It’s been a little less than six months since Hurricane Sandy, and many NIH grantees are still experiencing the effects of this major disaster. About a month after the storm I traveled to NYU, once with members of my staff, and again with NIH director Francis Collins to survey the damage. As Francis described on his blog, the amount of damage we saw was truly devastating. In light of the severe damages to a number of NIH-supported research programs in the area, we have worked diligently over the past months to put together a plan to assist in the restoration of these programs. With the passage of the Disaster Relief Appropriation Act, of which NIH was part, I am happy to announce the first of several funding opportunities to recover losses to NIH supported research resulting from Sandy.
Using funds appropriated from the Disaster Relief Appropriations Act of 2013, we will offer limited competition awards to grantees in the FEMA-declared Hurricane Sandy major disaster states who suffered significant disruption to their NIH supported programs, to help restore their research and facilities.

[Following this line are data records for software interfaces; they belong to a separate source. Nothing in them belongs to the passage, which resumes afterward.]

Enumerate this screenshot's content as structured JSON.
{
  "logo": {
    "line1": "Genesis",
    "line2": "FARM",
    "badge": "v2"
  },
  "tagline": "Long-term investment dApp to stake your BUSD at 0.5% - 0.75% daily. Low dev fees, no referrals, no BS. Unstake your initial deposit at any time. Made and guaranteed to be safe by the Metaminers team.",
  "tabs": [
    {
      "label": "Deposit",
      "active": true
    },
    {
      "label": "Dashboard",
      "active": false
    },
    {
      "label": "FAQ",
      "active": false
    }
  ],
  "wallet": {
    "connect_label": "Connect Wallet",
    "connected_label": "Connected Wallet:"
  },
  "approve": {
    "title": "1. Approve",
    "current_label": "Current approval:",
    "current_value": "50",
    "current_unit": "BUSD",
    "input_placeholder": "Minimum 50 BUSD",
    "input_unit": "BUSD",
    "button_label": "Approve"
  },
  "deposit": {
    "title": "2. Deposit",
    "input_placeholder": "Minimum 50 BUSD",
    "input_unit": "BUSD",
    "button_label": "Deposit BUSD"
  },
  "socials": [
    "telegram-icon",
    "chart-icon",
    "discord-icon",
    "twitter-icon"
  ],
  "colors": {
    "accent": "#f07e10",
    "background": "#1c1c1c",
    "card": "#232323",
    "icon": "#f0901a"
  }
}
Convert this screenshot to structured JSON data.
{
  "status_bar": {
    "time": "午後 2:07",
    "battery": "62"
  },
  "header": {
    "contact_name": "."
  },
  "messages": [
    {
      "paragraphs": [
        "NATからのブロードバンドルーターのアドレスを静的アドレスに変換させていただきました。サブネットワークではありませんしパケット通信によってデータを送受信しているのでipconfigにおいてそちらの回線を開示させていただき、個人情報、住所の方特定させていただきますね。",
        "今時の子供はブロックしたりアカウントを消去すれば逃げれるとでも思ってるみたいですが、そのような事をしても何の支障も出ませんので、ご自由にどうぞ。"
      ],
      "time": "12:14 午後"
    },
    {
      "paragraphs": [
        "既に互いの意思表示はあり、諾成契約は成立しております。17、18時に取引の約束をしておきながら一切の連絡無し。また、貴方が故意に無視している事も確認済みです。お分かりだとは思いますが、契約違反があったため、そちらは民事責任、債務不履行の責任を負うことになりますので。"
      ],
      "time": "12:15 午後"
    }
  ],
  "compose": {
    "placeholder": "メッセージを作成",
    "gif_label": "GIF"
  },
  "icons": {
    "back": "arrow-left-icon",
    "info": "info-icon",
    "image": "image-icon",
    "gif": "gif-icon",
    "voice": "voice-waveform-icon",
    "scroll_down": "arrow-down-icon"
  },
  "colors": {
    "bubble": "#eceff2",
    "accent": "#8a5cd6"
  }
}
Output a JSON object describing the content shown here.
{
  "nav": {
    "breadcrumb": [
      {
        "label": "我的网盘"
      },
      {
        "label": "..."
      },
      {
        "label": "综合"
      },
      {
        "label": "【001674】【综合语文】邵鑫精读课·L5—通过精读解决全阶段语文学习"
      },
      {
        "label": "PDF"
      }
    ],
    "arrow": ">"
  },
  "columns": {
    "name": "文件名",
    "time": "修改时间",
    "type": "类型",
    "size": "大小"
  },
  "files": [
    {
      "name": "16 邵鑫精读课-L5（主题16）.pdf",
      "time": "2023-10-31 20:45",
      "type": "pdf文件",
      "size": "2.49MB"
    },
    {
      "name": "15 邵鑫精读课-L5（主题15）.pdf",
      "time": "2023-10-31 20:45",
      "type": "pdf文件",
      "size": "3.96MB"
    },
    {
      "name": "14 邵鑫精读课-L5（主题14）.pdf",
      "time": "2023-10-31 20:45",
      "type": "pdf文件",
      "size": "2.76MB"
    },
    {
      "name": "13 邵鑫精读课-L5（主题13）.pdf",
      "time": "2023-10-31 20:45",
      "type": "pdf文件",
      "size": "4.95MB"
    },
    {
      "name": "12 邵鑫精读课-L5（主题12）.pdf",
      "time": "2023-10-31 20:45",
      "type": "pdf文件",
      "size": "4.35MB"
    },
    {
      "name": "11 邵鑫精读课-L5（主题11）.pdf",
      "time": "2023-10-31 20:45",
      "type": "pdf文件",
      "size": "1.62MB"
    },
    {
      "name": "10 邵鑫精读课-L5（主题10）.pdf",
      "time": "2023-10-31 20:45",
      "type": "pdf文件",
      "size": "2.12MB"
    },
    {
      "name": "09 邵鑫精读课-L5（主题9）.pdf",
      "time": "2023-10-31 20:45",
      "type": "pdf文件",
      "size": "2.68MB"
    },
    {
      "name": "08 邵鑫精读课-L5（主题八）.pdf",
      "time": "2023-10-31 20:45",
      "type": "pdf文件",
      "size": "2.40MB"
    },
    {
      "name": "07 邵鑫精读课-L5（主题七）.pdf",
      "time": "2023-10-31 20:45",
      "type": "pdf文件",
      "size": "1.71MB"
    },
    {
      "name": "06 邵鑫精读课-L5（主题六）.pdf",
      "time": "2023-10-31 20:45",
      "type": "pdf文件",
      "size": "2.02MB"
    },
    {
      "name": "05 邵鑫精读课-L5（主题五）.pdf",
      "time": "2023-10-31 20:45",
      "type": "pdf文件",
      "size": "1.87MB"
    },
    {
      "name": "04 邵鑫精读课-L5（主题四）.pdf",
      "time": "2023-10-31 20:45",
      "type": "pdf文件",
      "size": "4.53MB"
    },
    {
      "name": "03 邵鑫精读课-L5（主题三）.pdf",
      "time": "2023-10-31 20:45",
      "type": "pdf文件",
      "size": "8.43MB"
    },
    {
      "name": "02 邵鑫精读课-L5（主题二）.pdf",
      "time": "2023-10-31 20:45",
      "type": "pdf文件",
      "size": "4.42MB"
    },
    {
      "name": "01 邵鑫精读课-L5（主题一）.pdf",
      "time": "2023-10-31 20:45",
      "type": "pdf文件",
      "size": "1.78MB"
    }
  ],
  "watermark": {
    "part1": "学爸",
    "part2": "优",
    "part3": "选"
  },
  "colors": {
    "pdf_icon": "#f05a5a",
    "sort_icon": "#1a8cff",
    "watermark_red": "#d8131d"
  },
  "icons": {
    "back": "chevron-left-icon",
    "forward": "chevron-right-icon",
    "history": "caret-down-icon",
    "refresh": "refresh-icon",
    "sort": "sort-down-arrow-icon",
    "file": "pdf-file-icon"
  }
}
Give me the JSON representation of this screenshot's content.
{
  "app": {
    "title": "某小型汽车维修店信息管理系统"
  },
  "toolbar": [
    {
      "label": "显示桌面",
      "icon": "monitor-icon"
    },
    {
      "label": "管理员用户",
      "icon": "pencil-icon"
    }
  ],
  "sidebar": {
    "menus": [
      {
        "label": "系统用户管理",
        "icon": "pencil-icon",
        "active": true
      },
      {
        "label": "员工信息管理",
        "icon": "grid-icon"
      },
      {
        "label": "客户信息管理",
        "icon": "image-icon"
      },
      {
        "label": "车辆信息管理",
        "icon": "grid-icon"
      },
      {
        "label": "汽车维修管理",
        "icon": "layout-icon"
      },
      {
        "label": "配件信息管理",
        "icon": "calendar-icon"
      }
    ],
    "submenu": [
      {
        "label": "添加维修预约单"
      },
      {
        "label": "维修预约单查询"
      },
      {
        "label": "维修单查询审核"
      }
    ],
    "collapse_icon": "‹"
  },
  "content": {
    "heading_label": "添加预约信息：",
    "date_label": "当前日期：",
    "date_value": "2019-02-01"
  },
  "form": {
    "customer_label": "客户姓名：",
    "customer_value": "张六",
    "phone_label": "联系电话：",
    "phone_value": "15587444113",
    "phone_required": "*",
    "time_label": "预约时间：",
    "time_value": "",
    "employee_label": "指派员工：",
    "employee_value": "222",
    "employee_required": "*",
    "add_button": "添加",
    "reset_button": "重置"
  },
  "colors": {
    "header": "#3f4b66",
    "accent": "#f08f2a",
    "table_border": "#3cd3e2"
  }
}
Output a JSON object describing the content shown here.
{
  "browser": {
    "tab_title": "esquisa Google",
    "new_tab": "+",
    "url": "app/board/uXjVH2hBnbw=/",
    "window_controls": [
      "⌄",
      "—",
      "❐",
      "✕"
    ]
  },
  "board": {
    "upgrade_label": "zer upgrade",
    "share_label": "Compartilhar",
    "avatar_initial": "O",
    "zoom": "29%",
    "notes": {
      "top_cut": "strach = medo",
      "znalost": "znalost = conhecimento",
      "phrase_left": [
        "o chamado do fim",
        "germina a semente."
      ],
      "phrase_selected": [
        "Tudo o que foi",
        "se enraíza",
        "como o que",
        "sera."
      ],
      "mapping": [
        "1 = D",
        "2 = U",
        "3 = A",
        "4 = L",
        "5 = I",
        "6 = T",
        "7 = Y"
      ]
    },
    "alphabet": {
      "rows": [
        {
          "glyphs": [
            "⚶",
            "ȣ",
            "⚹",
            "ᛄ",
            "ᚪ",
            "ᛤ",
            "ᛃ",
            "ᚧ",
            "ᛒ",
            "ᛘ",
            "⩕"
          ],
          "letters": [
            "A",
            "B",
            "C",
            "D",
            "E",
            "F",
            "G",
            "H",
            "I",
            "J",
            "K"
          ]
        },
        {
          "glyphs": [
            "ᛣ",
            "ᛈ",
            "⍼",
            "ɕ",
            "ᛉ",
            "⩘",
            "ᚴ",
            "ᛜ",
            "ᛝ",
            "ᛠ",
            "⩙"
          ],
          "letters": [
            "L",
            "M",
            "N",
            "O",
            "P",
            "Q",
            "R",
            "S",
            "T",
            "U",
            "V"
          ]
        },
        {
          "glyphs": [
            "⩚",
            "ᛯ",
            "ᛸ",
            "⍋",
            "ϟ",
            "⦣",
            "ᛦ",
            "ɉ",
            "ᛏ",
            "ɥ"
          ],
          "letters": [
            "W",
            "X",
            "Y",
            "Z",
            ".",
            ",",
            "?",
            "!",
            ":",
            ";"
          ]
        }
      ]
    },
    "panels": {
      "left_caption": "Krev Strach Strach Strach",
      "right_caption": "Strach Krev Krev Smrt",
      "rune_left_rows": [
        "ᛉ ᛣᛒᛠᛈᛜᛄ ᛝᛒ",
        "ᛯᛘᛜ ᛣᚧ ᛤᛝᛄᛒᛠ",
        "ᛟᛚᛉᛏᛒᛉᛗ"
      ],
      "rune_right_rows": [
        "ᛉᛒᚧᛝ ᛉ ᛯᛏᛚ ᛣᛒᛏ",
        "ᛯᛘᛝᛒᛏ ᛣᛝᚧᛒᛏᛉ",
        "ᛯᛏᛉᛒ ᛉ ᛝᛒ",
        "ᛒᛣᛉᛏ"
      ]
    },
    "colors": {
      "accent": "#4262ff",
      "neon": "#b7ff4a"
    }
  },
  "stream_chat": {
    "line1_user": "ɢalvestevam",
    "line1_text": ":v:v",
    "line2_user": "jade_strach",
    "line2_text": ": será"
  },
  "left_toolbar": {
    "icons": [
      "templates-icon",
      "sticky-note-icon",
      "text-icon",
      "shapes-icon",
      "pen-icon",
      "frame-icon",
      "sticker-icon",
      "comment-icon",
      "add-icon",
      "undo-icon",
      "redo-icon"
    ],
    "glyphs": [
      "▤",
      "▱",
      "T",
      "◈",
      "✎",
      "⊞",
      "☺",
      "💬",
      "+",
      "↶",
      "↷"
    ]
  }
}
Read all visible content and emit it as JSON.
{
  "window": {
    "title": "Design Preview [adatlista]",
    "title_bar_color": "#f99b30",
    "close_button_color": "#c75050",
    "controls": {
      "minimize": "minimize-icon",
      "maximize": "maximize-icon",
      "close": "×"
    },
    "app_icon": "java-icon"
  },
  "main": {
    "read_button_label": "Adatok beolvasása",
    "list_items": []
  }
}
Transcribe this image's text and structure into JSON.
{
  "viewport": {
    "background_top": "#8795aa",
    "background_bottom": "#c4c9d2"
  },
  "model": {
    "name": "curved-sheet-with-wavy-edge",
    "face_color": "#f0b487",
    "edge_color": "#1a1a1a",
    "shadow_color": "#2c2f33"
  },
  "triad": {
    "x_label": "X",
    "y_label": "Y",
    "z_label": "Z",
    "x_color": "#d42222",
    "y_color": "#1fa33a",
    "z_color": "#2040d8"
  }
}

The first set of programs, announced today, include administrative supplements to current grants for the restoration of lost or damaged research and resources, as well as an opportunity for new or early stage investigators to recover and restore lost pilot data.
In the near future NIH anticipates releasing additional opportunities to further assist these grantees to restore and recover lost or severely damaged research resources. We’ll also publish an NIH Guide notice that provides an overview of all the funding programs related to Hurricane Sandy recovery, and links to the individual funding opportunity announcements for further details, specific requirements, and contact information for each program. Remember also to go to our natural disaster resource page for information on our general responses and activities when an event such as Sandy hits.
I’ve spoken to many scientists affected by this disaster, and their determination and perseverance is truly commendable. I’m hoping that while our grantees and their families work to get their lives on track, we can support them in getting their research back on track as well.
Updated 4/30/2013 by the Rock Talk Blog Team:
Additional funding opportunities for Sandy-affected grantees are now available:
- Shared Instrumentation for Hurricane Sandy Disaster Relief
- Restoring Research Resources Lost Due to Hurricane Sandy
- Hazardous Materials Worker Health and Safety Training (U54) Administrative Supplements for Hurricane Sandy Response and Recovery